The official peace-dialogue process that brings together the Thai government and the Patani Consultative Council (Majlis Syura Patani, better known as MARA Patani), an umbrella group of Malay nationalist organisations in exile, is moribund. Talks have been stalled since April 2018, and MARA Patani formally suspended its participation in February 2019 until after the Thai general election the following month. After the suspension, the head of the separatist delegation, Shukree Haree, resigned, questioning Thailand’s sincerity in conducting dialogue. Shukree has not been replaced.
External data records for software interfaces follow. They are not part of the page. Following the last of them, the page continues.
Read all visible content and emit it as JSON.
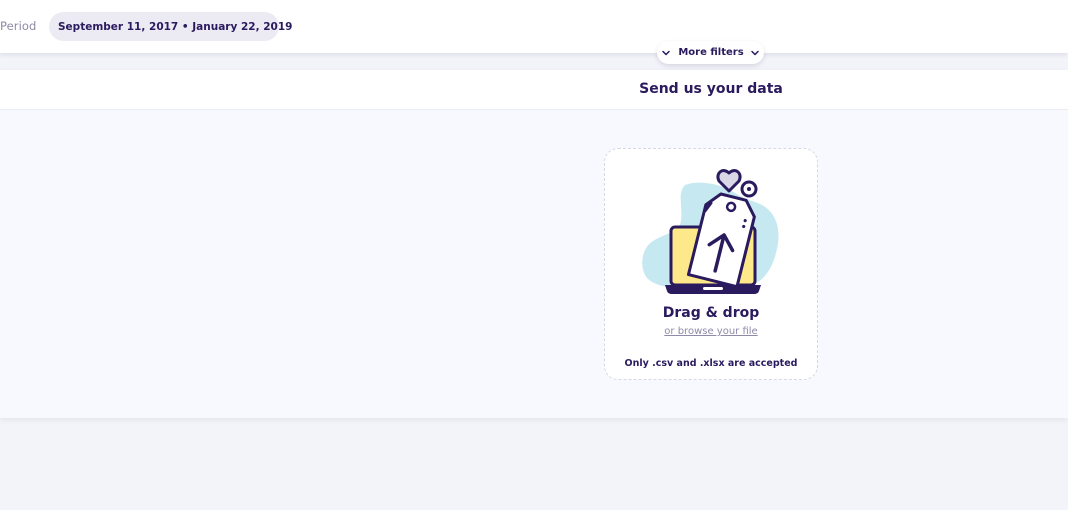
{
  "filters": {
    "period_label": "Period",
    "period_value": "September 11, 2017 • January 22, 2019",
    "more_filters_label": "More filters"
  },
  "card": {
    "title": "Send us your data"
  },
  "dropzone": {
    "title": "Drag & drop",
    "browse_link": "or browse your file",
    "note": "Only .csv and .xlsx are accepted"
  },
  "icons": {
    "period_chevron": "chevron-down-icon",
    "more_filters_left": "chevron-down-icon",
    "more_filters_right": "chevron-down-icon",
    "upload_illustration": "laptop-upload-illustration"
  },
  "colors": {
    "primary_text": "#2a1a5e",
    "muted_text": "#8e8aa8",
    "illustration_yellow": "#fde98a",
    "illustration_blue": "#c6e9f1"
  }
}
General Udomchai Thammasarorat, former chief of the Thai dialogue delegation, did not meet with MARA Patani during his year-long tenure, which ended on 1 October. His successor, former National Security Council director-general Wanlop Rugsanaoh, has given no indication that dialogue will soon resume. The process is beset by Thai concerns that MARA Patani does not represent fighters inside Thailand and militant suspicions that Thai authorities are using the dialogue primarily as a public relations exercise.

Malaysia, which shares a border with Thailand and is home to many exiled Patani Malay militants, serves as facilitator of the dialogue.

Malaysia, which shares a border with Thailand and is home to many exiled Patani Malay militants, serves as facilitator of the dialogue. Although militant leaders and Thai officials alike agree that Kuala Lumpur must be involved, at least some in each cohort question whether Malaysia can be an impartial mediator. Many militants in exile resent the reported Malaysian pressure on BRN to join the MARA Patani process. For their part, some Thai officials suspect that Malaysia’s sympathies lie with the militants, given that so many are in exile there.

BRN’s refusal to participate has badly impaired the Thailand-MARA Patani dialogue. Though there are individual BRN members in MARA Patani, the mainstream of BRN has refused to join. The group is not opposed to talks in principle, but it adheres to a 2013 list of five conditions for participation in peace talks, among which are mediation by a disinterested third party and inclusion of international observers. Thailand, however, rejects these conditions.

Senior Thai officials have also discounted the possibility of political autonomy or decentralisation in southernmost Thailand, with some insisting on a resolution tantamount to BRN’s capitulation. Since the coup that brought a military junta to power in 2014, the Thai government has further centralised authority. The formal return of parliamentary rule in June 2019 has done little to change the complexion of the government, which remains dominated by junta figures who regard decentralisation as a slippery slope toward partition and a threat to national sovereignty.

How can the peace process be revived?

The existing dialogue process appears to have reached a dead end, but Thai authorities are quietly seeking back channels to militants outside MARA Patani. This development is encouraging, given that resolution of the conflict in southernmost Thailand will inevitably require the participation of BRN’s majority faction. But a meaningful, substantive dialogue will require a reboot of the process on terms acceptable to both sides. Such an approach must grapple with the need for an impartial mediator, while still according a role to Kuala Lumpur, and clarify which entities on each side can offer credible guarantees. Only then will it be possible to begin the arduous work of achieving a political compromise that can bring an end to the violence.

Map of Thailand

CRISISGROUP